This style of Scandinavian decoration is particularly pleasing. The carvings described often as ‘Jellinge’ for their close similarity to the decoration of silverware discovered from the relatively same period in Denmark. Typically, some kind of animal, often a serpent or similar beast, is depicted contorted and often bending it’s neck over it’s back to bite it’s own tail or the tail of another similar beast, and are usually restrained in places along their body by strands of knot-work connecting the animal with the rest of the decoration (as can be seen on a piece of similar aged stonework discovered in York, now kept in the Yorkshire Museum).
There is a similar example, in a more fragmented state at Ellerburn as can be seen below. Stonework decorated in this Scandinavian style, whether Jellinge or not, have been noted across North Yorkshire and in some parts of the East Riding. Because of it’s similarities to knot-work, and the surviving state of much remaining stonework a distinct style can be hard to pin down.
Ellerburn, St Hilda’s next. Unfortunately the church was locked when I visited but the exterior fabric contains plenty of sculpture. The church drew some attention in the media a few years ago for a problem with bats and their protection. This is well documented online and is probably the reason for being closed to visitors outside of service hours. If you are able to plan ahead and gain access to the church, then there is a good amount of similarly aged and high quality sculpture inside – including a chancel arch with fascinating capital decoration.

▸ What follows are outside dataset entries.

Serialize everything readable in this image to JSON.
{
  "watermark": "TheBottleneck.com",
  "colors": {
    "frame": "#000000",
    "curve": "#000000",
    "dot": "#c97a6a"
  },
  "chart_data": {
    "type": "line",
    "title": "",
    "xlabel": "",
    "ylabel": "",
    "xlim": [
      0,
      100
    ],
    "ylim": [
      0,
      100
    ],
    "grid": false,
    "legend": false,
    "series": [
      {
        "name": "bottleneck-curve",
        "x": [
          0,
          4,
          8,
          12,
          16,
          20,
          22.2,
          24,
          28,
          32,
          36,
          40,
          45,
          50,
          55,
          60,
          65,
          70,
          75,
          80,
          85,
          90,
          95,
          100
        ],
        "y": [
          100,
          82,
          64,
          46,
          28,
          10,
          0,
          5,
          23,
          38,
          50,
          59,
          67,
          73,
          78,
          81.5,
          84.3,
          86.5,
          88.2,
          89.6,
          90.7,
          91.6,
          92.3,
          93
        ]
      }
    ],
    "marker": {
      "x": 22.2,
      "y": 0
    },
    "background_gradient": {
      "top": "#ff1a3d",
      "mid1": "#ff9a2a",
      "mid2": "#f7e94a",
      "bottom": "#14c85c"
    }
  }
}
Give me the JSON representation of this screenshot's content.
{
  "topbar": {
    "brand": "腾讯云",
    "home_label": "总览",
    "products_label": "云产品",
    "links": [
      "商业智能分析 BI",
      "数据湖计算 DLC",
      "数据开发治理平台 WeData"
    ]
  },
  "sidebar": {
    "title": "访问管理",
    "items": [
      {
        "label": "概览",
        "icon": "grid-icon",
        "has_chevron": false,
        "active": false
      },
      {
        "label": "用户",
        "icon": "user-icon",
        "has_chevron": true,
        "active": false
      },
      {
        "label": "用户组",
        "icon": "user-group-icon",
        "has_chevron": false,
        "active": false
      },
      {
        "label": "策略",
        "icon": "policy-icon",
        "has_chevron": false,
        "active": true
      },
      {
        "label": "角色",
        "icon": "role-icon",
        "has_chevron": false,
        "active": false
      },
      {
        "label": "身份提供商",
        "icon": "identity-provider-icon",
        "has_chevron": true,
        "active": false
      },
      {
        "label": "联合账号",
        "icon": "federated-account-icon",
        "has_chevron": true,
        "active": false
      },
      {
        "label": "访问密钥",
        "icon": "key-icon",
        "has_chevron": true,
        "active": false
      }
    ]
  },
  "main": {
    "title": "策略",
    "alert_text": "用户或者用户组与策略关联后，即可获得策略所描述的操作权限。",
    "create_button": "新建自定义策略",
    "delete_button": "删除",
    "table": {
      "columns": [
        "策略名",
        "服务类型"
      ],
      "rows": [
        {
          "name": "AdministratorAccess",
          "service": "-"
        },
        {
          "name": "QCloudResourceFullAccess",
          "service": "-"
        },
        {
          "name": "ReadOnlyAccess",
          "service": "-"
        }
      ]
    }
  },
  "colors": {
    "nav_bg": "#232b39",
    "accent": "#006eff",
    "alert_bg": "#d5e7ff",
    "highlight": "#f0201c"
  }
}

This type of cross (above), including its decoration is quite a common survival in the corpus of cross-head fragments found in North Yorkshire. What might be interesting for examples of this type is their small size. Does this suggest that they had similarly stumpy shafts? It is likely some could have stood quite tall. Certainly taller than any man or woman of Viking age Yorkshire. This is not strictly the same for funerary crosses, like those discovered at St. Andrew’s church, Middleton. Funerary crosses may have been smaller. Possibly slightly taller than the average person. Although, perhaps cross-head fragments like this at Ellerburn were once the heads of funerary crosses for the less important individual. One whose legacy was not projected in the decoration of a cross-head?
In considering the former size of the standard crosses, however, it is also important to consider their function. Perhaps they acted as signal posts. Boundary markers – as the three, weathered crosses outside Beverly do. They may have marked the way for travelers between settlements or kept the religious traveler on his path toward some holy place. Standing stone crosses served many functions in the landscape of early medieval Britain. Were examples of this type less significant than those with cross-heads adorned with figural representations? Again, not necessarily. Some of the most well known examples of standing stone crosses in the North of England have significant decoration on the faces of their shafts. If erected high, it’s certainly a possibility that the more important scenes may have been carved for easy viewing at eye level upon the shaft and as well as on the cross-head.
Interesting, this cross head- although simple in comparison to those at Middleton and further afield within the county, is very similar in decoration, shape and size to a fragmented cross-head in the south-east corner of St. Martin’s church, Lowthorpe in the East Riding, not far from the more renown village of Burton Agnes (click the embedded URL link).
Points, Guy. Yorkshire: A Gazatteer of Anglo-Saxon and Viking Sites. Rihtspell Publishings, 2007.
Townsend, Matthew. Viking Age Yorkshire. Blackthorn Press, 2014.